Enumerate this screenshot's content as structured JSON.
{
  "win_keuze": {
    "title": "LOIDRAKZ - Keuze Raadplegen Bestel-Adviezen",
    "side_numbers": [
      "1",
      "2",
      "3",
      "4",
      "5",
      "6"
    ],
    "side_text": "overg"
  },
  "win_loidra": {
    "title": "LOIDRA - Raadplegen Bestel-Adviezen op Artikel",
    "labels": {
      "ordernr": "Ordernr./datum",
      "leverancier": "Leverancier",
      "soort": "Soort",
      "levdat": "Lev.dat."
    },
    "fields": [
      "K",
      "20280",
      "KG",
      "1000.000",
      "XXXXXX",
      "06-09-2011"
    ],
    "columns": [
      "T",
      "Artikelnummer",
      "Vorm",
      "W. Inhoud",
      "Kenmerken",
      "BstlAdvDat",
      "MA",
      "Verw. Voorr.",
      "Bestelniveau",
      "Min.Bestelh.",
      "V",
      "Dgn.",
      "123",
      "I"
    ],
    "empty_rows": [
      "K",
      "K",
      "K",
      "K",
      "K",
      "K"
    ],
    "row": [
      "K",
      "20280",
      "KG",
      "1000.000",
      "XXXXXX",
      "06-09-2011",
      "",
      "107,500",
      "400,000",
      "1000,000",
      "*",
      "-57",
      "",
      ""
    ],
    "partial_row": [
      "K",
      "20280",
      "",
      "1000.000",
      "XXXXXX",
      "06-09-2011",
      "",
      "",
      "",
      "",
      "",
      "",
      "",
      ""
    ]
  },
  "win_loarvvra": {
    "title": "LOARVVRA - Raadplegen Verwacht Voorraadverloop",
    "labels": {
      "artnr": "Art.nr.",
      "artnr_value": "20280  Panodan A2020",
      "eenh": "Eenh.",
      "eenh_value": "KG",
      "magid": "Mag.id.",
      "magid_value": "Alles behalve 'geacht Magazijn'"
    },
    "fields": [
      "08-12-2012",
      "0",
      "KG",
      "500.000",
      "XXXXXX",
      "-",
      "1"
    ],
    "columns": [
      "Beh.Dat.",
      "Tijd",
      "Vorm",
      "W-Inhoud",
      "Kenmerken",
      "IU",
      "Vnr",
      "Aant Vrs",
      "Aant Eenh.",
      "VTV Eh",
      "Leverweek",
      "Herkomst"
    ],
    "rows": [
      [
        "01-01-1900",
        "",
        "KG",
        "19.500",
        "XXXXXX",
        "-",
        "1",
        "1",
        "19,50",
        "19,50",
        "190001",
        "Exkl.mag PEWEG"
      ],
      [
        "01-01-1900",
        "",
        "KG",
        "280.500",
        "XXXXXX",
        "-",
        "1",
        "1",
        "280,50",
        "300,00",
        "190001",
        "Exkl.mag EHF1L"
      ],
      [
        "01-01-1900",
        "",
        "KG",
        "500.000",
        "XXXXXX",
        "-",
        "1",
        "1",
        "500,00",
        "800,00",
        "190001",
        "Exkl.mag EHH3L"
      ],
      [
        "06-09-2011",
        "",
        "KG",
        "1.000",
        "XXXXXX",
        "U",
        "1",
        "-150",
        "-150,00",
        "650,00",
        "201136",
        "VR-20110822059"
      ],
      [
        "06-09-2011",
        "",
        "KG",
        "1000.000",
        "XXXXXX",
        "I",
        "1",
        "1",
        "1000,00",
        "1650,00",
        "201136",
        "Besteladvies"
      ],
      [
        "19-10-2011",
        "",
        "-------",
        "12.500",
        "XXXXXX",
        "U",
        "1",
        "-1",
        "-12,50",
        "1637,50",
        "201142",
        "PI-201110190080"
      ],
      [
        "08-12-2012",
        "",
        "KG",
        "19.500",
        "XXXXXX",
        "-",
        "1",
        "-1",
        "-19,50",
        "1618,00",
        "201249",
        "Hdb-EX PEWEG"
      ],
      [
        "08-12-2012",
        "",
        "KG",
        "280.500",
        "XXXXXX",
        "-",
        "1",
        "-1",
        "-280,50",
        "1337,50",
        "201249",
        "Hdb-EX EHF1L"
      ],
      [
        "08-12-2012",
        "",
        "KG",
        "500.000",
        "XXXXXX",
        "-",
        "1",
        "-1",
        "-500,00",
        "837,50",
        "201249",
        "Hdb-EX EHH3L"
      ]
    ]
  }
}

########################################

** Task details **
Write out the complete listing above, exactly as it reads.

** Reply **
Enumerate this screenshot's content as structured JSON.
{
  "win_keuze": {
    "title": "LOIDRAKZ - Keuze Raadplegen Bestel-Adviezen",
    "side_numbers": [
      "1",
      "2",
      "3",
      "4",
      "5",
      "6"
    ],
    "side_text": "overg"
  },
  "win_loidra": {
    "title": "LOIDRA - Raadplegen Bestel-Adviezen op Artikel",
    "labels": {
      "ordernr": "Ordernr./datum",
      "leverancier": "Leverancier",
      "soort": "Soort",
      "levdat": "Lev.dat."
    },
    "fields": [
      "K",
      "20280",
      "KG",
      "1000.000",
      "XXXXXX",
      "06-09-2011"
    ],
    "columns": [
      "T",
      "Artikelnummer",
      "Vorm",
      "W. Inhoud",
      "Kenmerken",
      "BstlAdvDat",
      "MA",
      "Verw. Voorr.",
      "Bestelniveau",
      "Min.Bestelh.",
      "V",
      "Dgn.",
      "123",
      "I"
    ],
    "empty_rows": [
      "K",
      "K",
      "K",
      "K",
      "K",
      "K"
    ],
    "row": [
      "K",
      "20280",
      "KG",
      "1000.000",
      "XXXXXX",
      "06-09-2011",
      "",
      "107,500",
      "400,000",
      "1000,000",
      "*",
      "-57",
      "",
      ""
    ],
    "partial_row": [
      "K",
      "20280",
      "",
      "1000.000",
      "XXXXXX",
      "06-09-2011",
      "",
      "",
      "",
      "",
      "",
      "",
      "",
      ""
    ]
  },
  "win_loarvvra": {
    "title": "LOARVVRA - Raadplegen Verwacht Voorraadverloop",
    "labels": {
      "artnr": "Art.nr.",
      "artnr_value": "20280  Panodan A2020",
      "eenh": "Eenh.",
      "eenh_value": "KG",
      "magid": "Mag.id.",
      "magid_value": "Alles behalve 'geacht Magazijn'"
    },
    "fields": [
      "08-12-2012",
      "0",
      "KG",
      "500.000",
      "XXXXXX",
      "-",
      "1"
    ],
    "columns": [
      "Beh.Dat.",
      "Tijd",
      "Vorm",
      "W-Inhoud",
      "Kenmerken",
      "IU",
      "Vnr",
      "Aant Vrs",
      "Aant Eenh.",
      "VTV Eh",
      "Leverweek",
      "Herkomst"
    ],
    "rows": [
      [
        "01-01-1900",
        "",
        "KG",
        "19.500",
        "XXXXXX",
        "-",
        "1",
        "1",
        "19,50",
        "19,50",
        "190001",
        "Exkl.mag PEWEG"
      ],
      [
        "01-01-1900",
        "",
        "KG",
        "280.500",
        "XXXXXX",
        "-",
        "1",
        "1",
        "280,50",
        "300,00",
        "190001",
        "Exkl.mag EHF1L"
      ],
      [
        "01-01-1900",
        "",
        "KG",
        "500.000",
        "XXXXXX",
        "-",
        "1",
        "1",
        "500,00",
        "800,00",
        "190001",
        "Exkl.mag EHH3L"
      ],
      [
        "06-09-2011",
        "",
        "KG",
        "1.000",
        "XXXXXX",
        "U",
        "1",
        "-150",
        "-150,00",
        "650,00",
        "201136",
        "VR-20110822059"
      ],
      [
        "06-09-2011",
        "",
        "KG",
        "1000.000",
        "XXXXXX",
        "I",
        "1",
        "1",
        "1000,00",
        "1650,00",
        "201136",
        "Besteladvies"
      ],
      [
        "19-10-2011",
        "",
        "-------",
        "12.500",
        "XXXXXX",
        "U",
        "1",
        "-1",
        "-12,50",
        "1637,50",
        "201142",
        "PI-201110190080"
      ],
      [
        "08-12-2012",
        "",
        "KG",
        "19.500",
        "XXXXXX",
        "-",
        "1",
        "-1",
        "-19,50",
        "1618,00",
        "201249",
        "Hdb-EX PEWEG"
      ],
      [
        "08-12-2012",
        "",
        "KG",
        "280.500",
        "XXXXXX",
        "-",
        "1",
        "-1",
        "-280,50",
        "1337,50",
        "201249",
        "Hdb-EX EHF1L"
      ],
      [
        "08-12-2012",
        "",
        "KG",
        "500.000",
        "XXXXXX",
        "-",
        "1",
        "-1",
        "-500,00",
        "837,50",
        "201249",
        "Hdb-EX EHH3L"
      ]
    ]
  }
}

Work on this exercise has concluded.